A Shakespearean Summer: The Taming of the Shrew

I'm participating in A Shakespearean Summer, a challenge hosted by Liv of Liv's Book Reviews. For this challenge, you read three of Shakespeare's plays and post about them. I love Shakespeare and I'm thrilled to be participating. So for my first play, I reread The Taming of the Shrew.

Summary: The Taming of the Shrew is framed by the story of a Lord who tricks the drunken Sly into believing he is a nobleman. The Lord proceeds to have a play enacted out for Sly, and it is this play that most people recognize. The Taming of the Shrew centers around four individuals: Katherina Minola, her younger sister Bianca, Petruchio Guicciardini and Lucentio della Rovere. Bianca, with her many suitors, is frustrated as she is not permitted to marry until her elder sister does. However, with Katherina’s insolence and temper, this shrew frightens off any man who dares to get to close. In the meanwhile, Lucentio and Petruchio arrive in Padua. In order to compete with Bianca’s other suitors, Lucentio disguises himself as her tutor in order to get close to her. At the same time, Petruchio, aware of Katherina’s wealth and reputation, sets forth to marry her, return her to his home, and ultimately, tame this shrew.

My thoughts: There's something weird about reviewing a Shakepeare play (maybe it's all those analytical English lit courses), so instead I'll just say what I think about this play. This is one of my favorite Shakespeare comedies, mainly for the witty banter. Plus, in my personal opinion, Grumio (Petruchio’s servant) is one of the funniest characters in any of Shakespeare’s plays. The ending, of course, is controversial. I don’t want to give away too much, but I think it’s pretty well-known (or at least predictable) that Katherina is tamed by the end of the play. I don’t read The Taming of the Shrew as a completely anti-feminist work (trust me, if I thought that was how this play should be interpreted, I wouldn’t like it). Instead, I think the taming and Katherina’s speech can’t be taken at face value, but rather read in a Shakespeare’s-bringing-an-issue-to-the-table and Katherina’s-speech-is-tongue-in-cheek sort of way. But that’s just my take, of course. Anyway, as far as Shakespeare goes, I found this play easier to understand, and all of the plotting and messing around with identity is very entertaining.
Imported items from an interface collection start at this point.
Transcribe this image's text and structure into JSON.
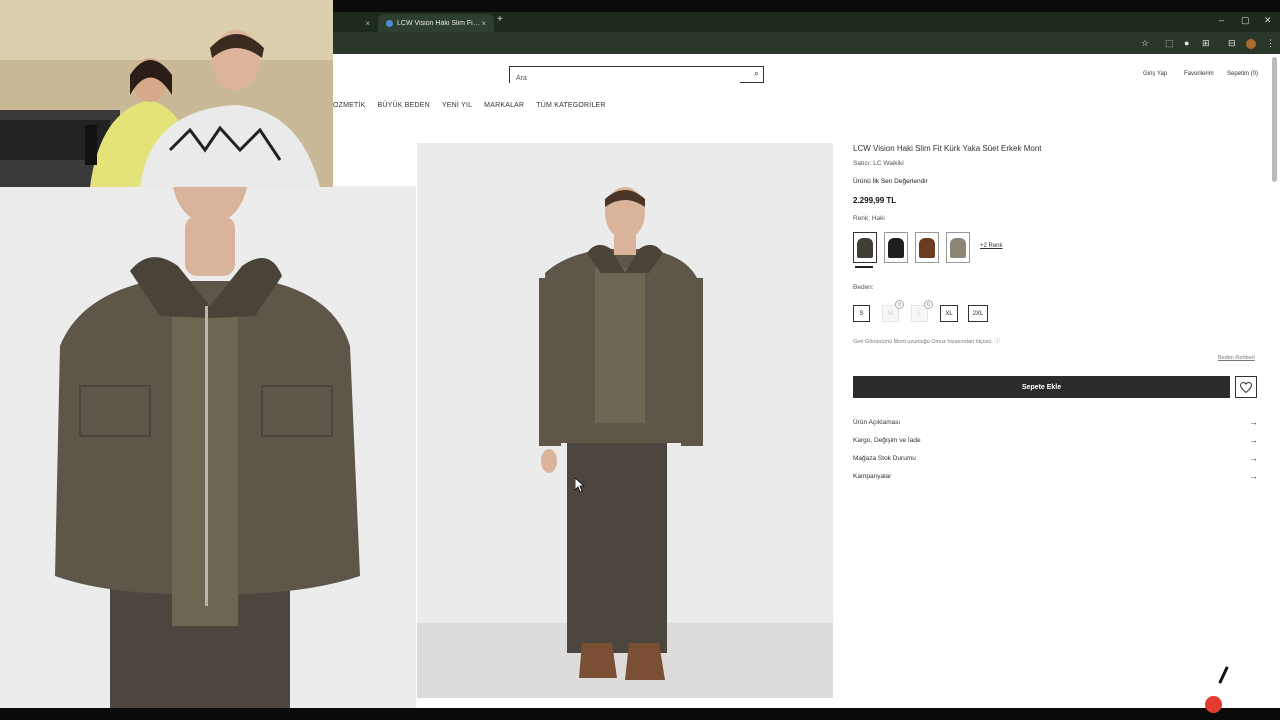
{
  "browser": {
    "inactive_tab_close": "×",
    "active_tab_title": "LCW Vision Haki Slim Fit Kürk Yaka Süet Erkek Mont",
    "active_tab_close": "×",
    "new_tab": "+",
    "window_controls": [
      "–",
      "▢",
      "✕"
    ],
    "toolbar_icons": [
      "☆",
      "⬚",
      "●",
      "⊞",
      "⊟",
      "⋮"
    ]
  },
  "header": {
    "search_placeholder": "Ara",
    "login": "Giriş Yap",
    "favorites": "Favorilerim",
    "cart": "Sepetim (0)"
  },
  "nav": {
    "items": [
      "OZMETİK",
      "BÜYÜK BEDEN",
      "YENİ YIL",
      "MARKALAR",
      "TÜM KATEGORİLER"
    ]
  },
  "product": {
    "title": "LCW Vision Haki Slim Fit Kürk Yaka Süet Erkek Mont",
    "seller": "Satıcı: LC Waikiki",
    "review_prompt": "Ürünü İlk Sen Değerlendir",
    "price": "2.299,99 TL",
    "color_label": "Renk: Haki",
    "swatches": [
      {
        "color": "#3f3d36",
        "selected": true
      },
      {
        "color": "#1f1f1f",
        "selected": false
      },
      {
        "color": "#6b3b22",
        "selected": false
      },
      {
        "color": "#8d8576",
        "selected": false
      }
    ],
    "more_colors": "+2 Renk",
    "size_label": "Beden:",
    "sizes": [
      {
        "label": "S",
        "available": true
      },
      {
        "label": "M",
        "available": false,
        "stock": "0"
      },
      {
        "label": "L",
        "available": false,
        "stock": "0"
      },
      {
        "label": "XL",
        "available": true
      },
      {
        "label": "2XL",
        "available": true
      }
    ],
    "fit_note": "Geri Gönünümü Mont uzunluğu Omuz hizasından ölçüsü. ⓘ",
    "size_guide": "Beden Rehberi",
    "add_to_cart": "Sepete Ekle",
    "accordion": [
      "Ürün Açıklaması",
      "Kargo, Değişim ve İade",
      "Mağaza Stok Durumu",
      "Kampanyalar"
    ],
    "accordion_arrow": "→"
  },
  "colors": {
    "jacket": "#5e5649",
    "sweater": "#6d6653",
    "pants": "#4c463f",
    "collar": "#4a4337",
    "skin": "#d9b49a",
    "hair": "#4a3527",
    "boots": "#7a4f33",
    "cta": "#2b2b2b",
    "tabbar": "#1d2a1d"
  }
}
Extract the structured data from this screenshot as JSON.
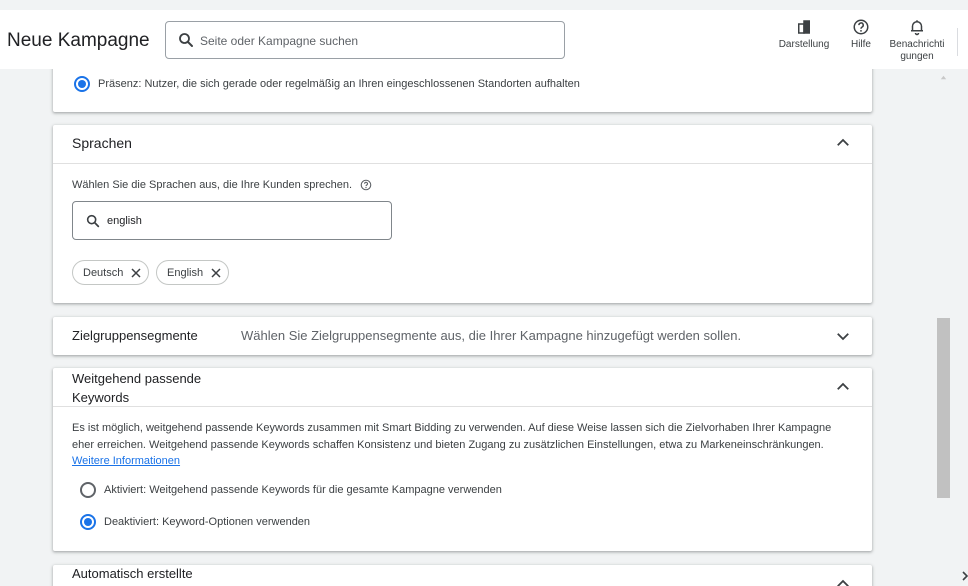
{
  "header": {
    "title": "Neue Kampagne",
    "search_placeholder": "Seite oder Kampagne suchen",
    "actions": [
      {
        "label": "Darstellung",
        "icon": "appearance-icon"
      },
      {
        "label": "Hilfe",
        "icon": "help-icon"
      },
      {
        "label_line1": "Benachrichti",
        "label_line2": "gungen",
        "icon": "bell-icon"
      }
    ]
  },
  "location_card": {
    "radio_label": "Präsenz: Nutzer, die sich gerade oder regelmäßig an Ihren eingeschlossenen Standorten aufhalten",
    "checked": true
  },
  "languages_card": {
    "title": "Sprachen",
    "hint": "Wählen Sie die Sprachen aus, die Ihre Kunden sprechen.",
    "search_value": "english",
    "chips": [
      "Deutsch",
      "English"
    ]
  },
  "audience_card": {
    "title": "Zielgruppensegmente",
    "description": "Wählen Sie Zielgruppensegmente aus, die Ihrer Kampagne hinzugefügt werden sollen."
  },
  "broad_match_card": {
    "title_line1": "Weitgehend passende",
    "title_line2": "Keywords",
    "description": "Es ist möglich, weitgehend passende Keywords zusammen mit Smart Bidding zu verwenden. Auf diese Weise lassen sich die Zielvorhaben Ihrer Kampagne eher erreichen. Weitgehend passende Keywords schaffen Konsistenz und bieten Zugang zu zusätzlichen Einstellungen, etwa zu Markeneinschränkungen.",
    "link": "Weitere Informationen",
    "options": [
      {
        "label": "Aktiviert: Weitgehend passende Keywords für die gesamte Kampagne verwenden",
        "checked": false
      },
      {
        "label": "Deaktiviert: Keyword-Optionen verwenden",
        "checked": true
      }
    ]
  },
  "auto_assets_card": {
    "title": "Automatisch erstellte"
  },
  "colors": {
    "accent": "#1a73e8",
    "background": "#f1f3f4",
    "card": "#ffffff"
  }
}
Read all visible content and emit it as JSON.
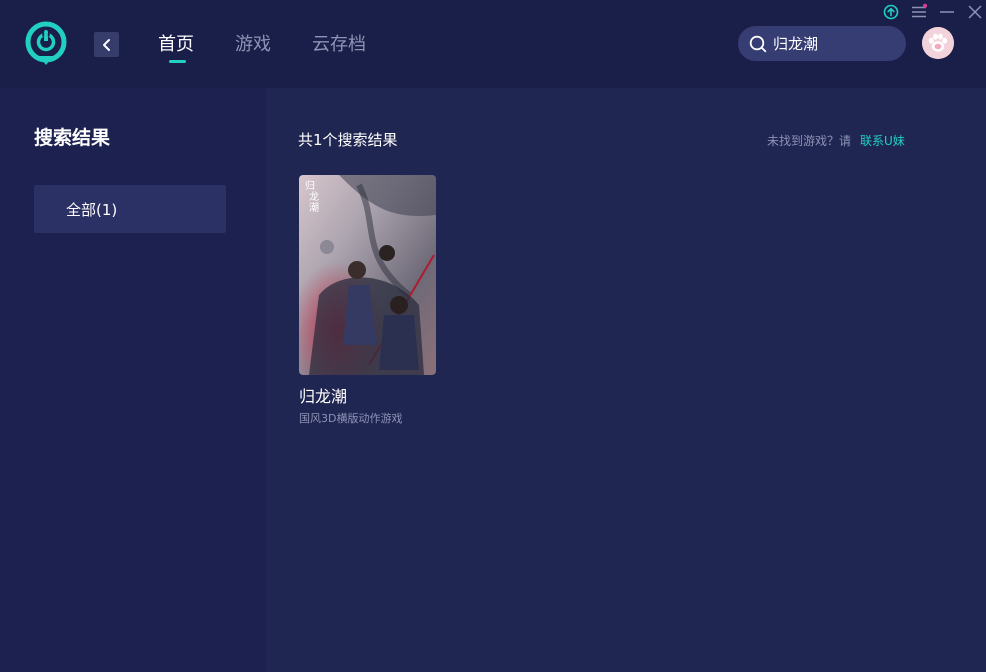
{
  "header": {
    "nav_tabs": [
      {
        "label": "首页",
        "active": true
      },
      {
        "label": "游戏",
        "active": false
      },
      {
        "label": "云存档",
        "active": false
      }
    ],
    "search": {
      "value": "归龙潮"
    },
    "accent_color": "#22cfc3",
    "notification_dot_color": "#e0399a"
  },
  "sidebar": {
    "title": "搜索结果",
    "filters": [
      {
        "label": "全部(1)",
        "selected": true
      }
    ]
  },
  "main": {
    "result_count": "共1个搜索结果",
    "not_found_text": "未找到游戏？请",
    "contact_link": "联系U妹",
    "games": [
      {
        "title": "归龙潮",
        "description": "国风3D横版动作游戏",
        "cover_text": "归龙潮"
      }
    ]
  },
  "icons": {
    "logo": "logo-icon",
    "back": "chevron-left-icon",
    "search": "search-icon",
    "avatar": "paw-avatar",
    "upload": "upload-icon",
    "menu": "menu-icon",
    "minimize": "minimize-icon",
    "close": "close-icon"
  }
}
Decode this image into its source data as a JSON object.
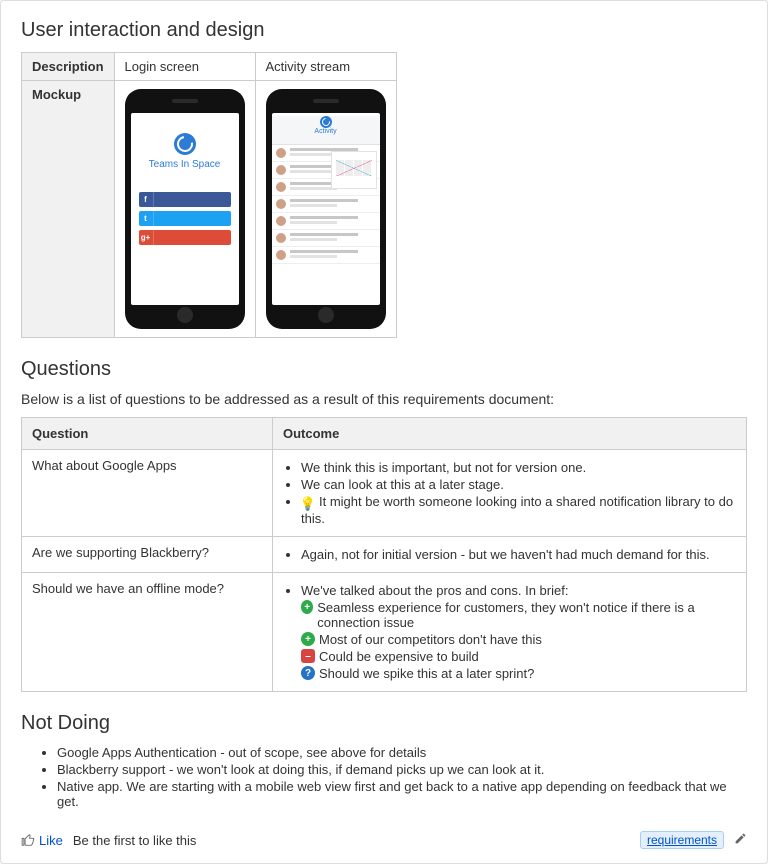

After taking a course all about Shakespeare in the modern day, I’ve become absolutely intrigued by adaptations of Shakespeare’s works and references to Shakespeare in pop culture. So, for these Shakespearean Summer posts, I’ve decided to include other ways to find The Taming of the Shrew. Here are my faves:
  • Kiss Me Kate – This Cole Porter musical has an interior play that’s a musical version of Taming of the Shrew. Great music and lots of witty banter. You can see it on stage and there’s also an OK video version.

  • 10 Things I Hate About You – Teen romantic comedy featuring Heath Ledger and Julia Stiles set in high school. Full of other Shakespeare references (including his sonnets, Macbeth, and more). I love it because it’s part of a golden age of teen movies (gotta love the 90’s). The new TV series, though, you should avoid.

  • Deliver Us From Eva – A modern, urban adaptation of The Taming of the Shrew with LL Cool J and Gabrielle Union. It’s pretty awful, but I’ll admit that sometimes I love those movies that are so bad they’re almost good (well, at least good in the entertaining because you can poke fun sense).


  1. I'm participating in the challenge too. Kind of. I haven't actually started yet... but I will! Or at least, I really want to. I need to find some Shakespeare plays though, first. I recently rewatched 10 Things I Hate About You, and it really made me want to read The Taming of the Shrew.

    - Alex

  2. 10 Things is the best teen movie of the 90s! It really was the Golden Age...

    Anyway, I've never read this one but I think now that I'm in college I should take a close look at it to see how it sits with my feminist views. I've been told by one family member that he doesn't so much tame her as teach her to be subtle.

    In the world of adaptations, there is also the ShakespeaRe-Told series from a few years back. In this version of TTS, Kate is running for Prime Minister and Petruchio is a penniless nobleman with a very special taste in clothing.

  3. Oooh, thanks for sharing the link to Shakespeare Re-told. Thanks to youtube, I've started watching TTS and can't wait to watch the other adaptations they have.